updated 7:04 AM EDT, Thu April 24, 2014
Q & A with artist Rachel Sussman on her new book of photographs, "The Oldest Living Things in the World."
updated 3:58 PM EDT, Tue April 22, 2014
Martin Blaser says the overuse of antibiotics threatens to deplete our bodies of "good" microbes, leaving us vulnerable to an unstoppable plague--an "antibiotic winter"
updated 1:37 PM EDT, Tue April 22, 2014
John Sutter asks: Is it possible to eat meat in modern-day America and consider yourself an environmentalist without being a hypocrite?
updated 11:38 AM EDT, Tue April 22, 2014
Sally Kohn notes that Meb Keflezighi rightly was called an American after he won the Boston Marathon, but his status in the U.S. once was questioned
updated 8:56 AM EDT, Tue April 22, 2014
Denis Hayes and Scott Denman say on this Earth Day, the dawn of the Solar Age is already upon us and the Atomic Age of nuclear power is in decline
updated 4:36 PM EDT, Mon April 21, 2014
Retired Coast Guard officer James Loy says a ship captain bears huge responsibility.
updated 1:08 PM EDT, Mon April 21, 2014
Peter Bergen says the latest strikes are part of an aggressive U.S. effort to target militants, including a bomb maker
updated 9:45 AM EDT, Mon April 21, 2014
Cynthia Lummis and Peter Welch say 16 agencies carry out national intelligence, and their budgets are top secret. We need to know how they are spending our money.
updated 8:35 AM EDT, Mon April 21, 2014
Julian Zelizer says President Obama knows more than anyone that he has much at stake in the midterm elections.
updated 8:55 AM EDT, Tue April 22, 2014
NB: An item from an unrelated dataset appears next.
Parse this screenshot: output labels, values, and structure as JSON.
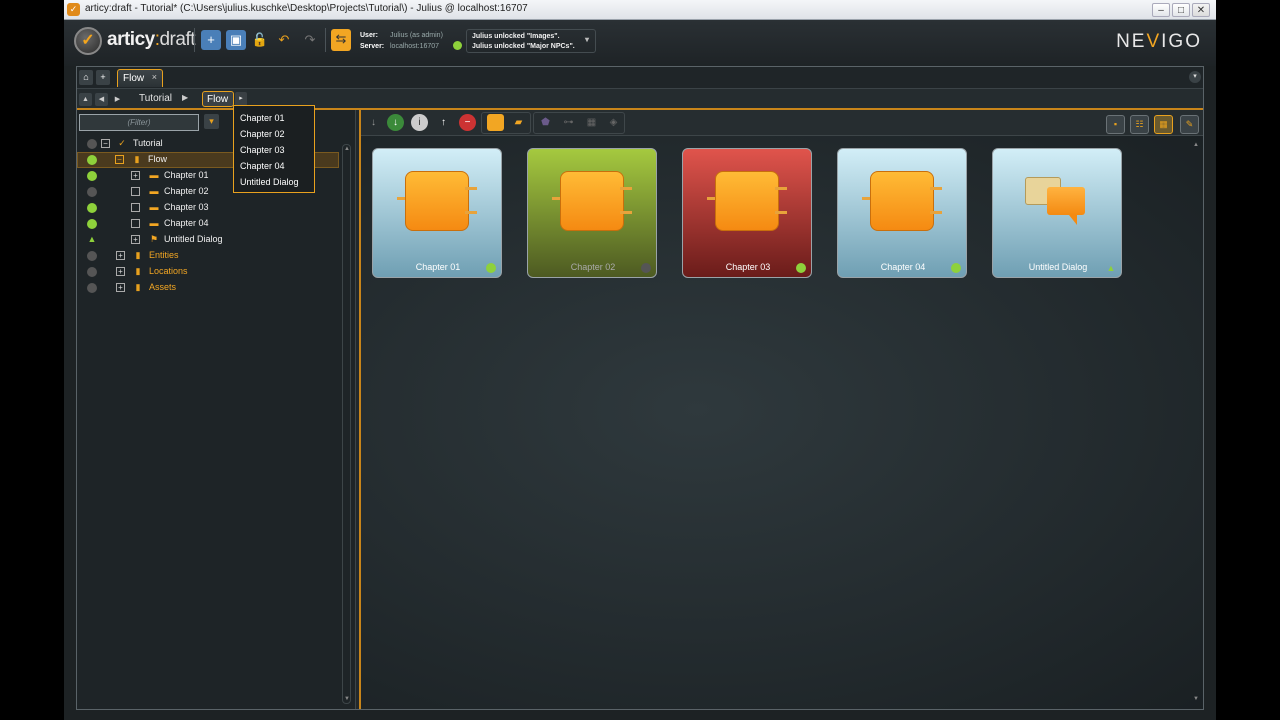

Eric Sanderson says if you really want to strike a blow for the environment--and your health--this Earth Day, work to get cars out of cities and create transportation alternatives
updated 10:08 AM EDT, Mon April 21, 2014
Bruce Barcott looks at the dramatic differences in marijuana laws in Colorado and Louisiana
updated 4:47 PM EDT, Fri April 18, 2014
Jim Bell says NASA's latest discovery supports the notion that habitable worlds are probably common in the galaxy.
updated 2:17 PM EDT, Fri April 18, 2014
Jay Parini says even the Gospels skip the actual Resurrection and are sketchy on the appearances that followed.
updated 1:52 PM EDT, Fri April 18, 2014
Graham Allison says if an unchecked and emboldened Russia foments conflict in a nation like Latvia, a NATO member, the West would have to defend it.
updated 9:11 AM EDT, Fri April 18, 2014
John Sutter: Bad news, guys -- the pangolin we adopted is missing.
updated 2:25 PM EDT, Mon April 21, 2014
Ben Wildavsky says we need a better way to determine whether colleges are turning out graduates with superior education and abilities.
updated 6:26 AM EDT, Fri April 18, 2014
Charles Maclin, program manager working on the search and recovery of Malaysia Flight 370, explains how it works.
updated 8:50 AM EDT, Fri April 18, 2014
Jill Koyama says Michael Bloomberg is right to tackle gun violence, but we need to go beyond piecemeal state legislation.
updated 2:45 PM EDT, Thu April 17, 2014
Michael Bloomberg and Shannon Watts say Americans are ready for sensible gun laws, but politicians are cowed by the NRA. Everytown for Gun Safety will prove the NRA is not that powerful.
ADVERTISEMENT
ADVERTISEMENT
ADVERTISEMENT
ADVERTISEMENT